“The only place you can do it is in Congress,” Barkley said. “These things take a long time, but somebody has to start it.”
While Barkley admits his gun control quest could take at least a century, he also embraces a host of other issues, including growing jobs by retooling free trade agreements and forcing the government to contract those that employ only in-country workers; Medicare for everyone; balancing the federal budget through targeted tax increases and spending cuts; and improving the storage capacity of California’s water system.
It’s not certain who his fellow competitors will be, though Barkley expects Stockton native and Democrat Jose Hernandez — a former NASA astronaut with various technical degrees — to throw his hat into the ring. Hernandez had made no formal announcement as of Monday, Aug. 15 .
Rep. Jeff Denham, a Republican who already represents a portion of Stanislaus County in Congress, did not commit to running for a certain district earlier this week. However, he affirmed Tuesday that he planned to represent the Central Valley, which could make him a 10th District contender.
“I look forward to continuing to represent the people and communities of the valley,” he said.
Meanwhile, Rep. Dennis Cardoza, a Democrat whose Congressional district includes parts of San Joaquin, Stanislaus and Merced counties, has repeatedly said he intends to run close to home and will likely not be in the 2012 running for the 10th District. He also is reportedly mulling retirement.
Calls to Cardoza’s office seeking comment on Monday were not immediately returned.
Another sitting politician who will make a run at a new office is Cathleen Galgiani, a Democrat who has represented Tracy, parts of Stockton and San Joaquin County the past five years in the Assembly. She confirmed Wednesday, Aug. 16, that she would seek the 5th Senate District seat in 2012.
Galgiani conceded she’d face plenty of challenges if elected again, she was at least pleased with the redistricting commission drew San Joaquin County into a single Senate seat.
“It’s a difficult time to serve, but that’s sometimes when you can get the most accomplished,” said the Stockton native. “I was elated to see that this Senate district will give me an opportunity to continue the work and the projects that I’ve been working on the past five years.”
She said guiding the state’s high-speed rail project over hurdles — including escalating cost estimates and conflicts about the project’s leadership — is one of those priorities, as is protecting agricultural land and the Sacramento-San Joaquin Delta.

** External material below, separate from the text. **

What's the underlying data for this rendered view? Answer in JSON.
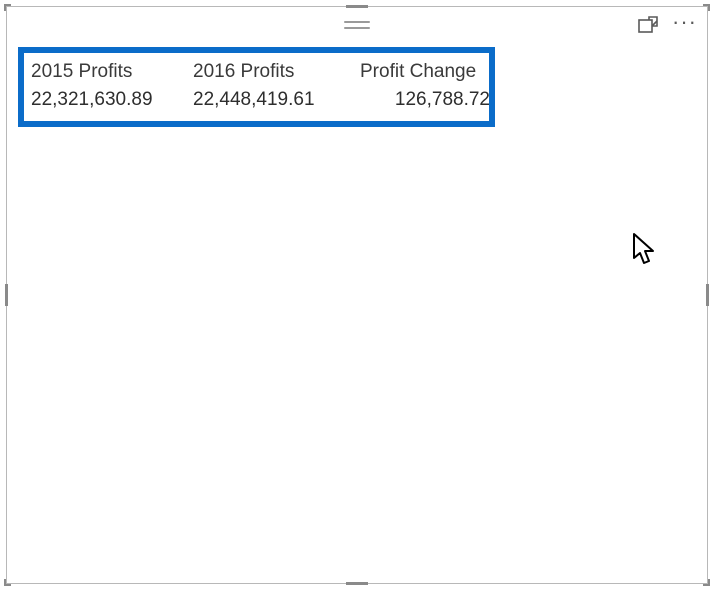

As of Wednesday afternoon, Galgiani did not have an officially committed opponent, though some political insiders have suggested Republicans Tom Berryhill, a state senator, or Kristin Olson, who serves in the Assembly, might toss their hats into the 5th District race.
• Keep turning to the Tracy Press for ongoing coverage of the people seeking to represent Tracy and Mountain House in the Assembly, state Senate and Congress. • This story was updated Wednesday, Aug. 17.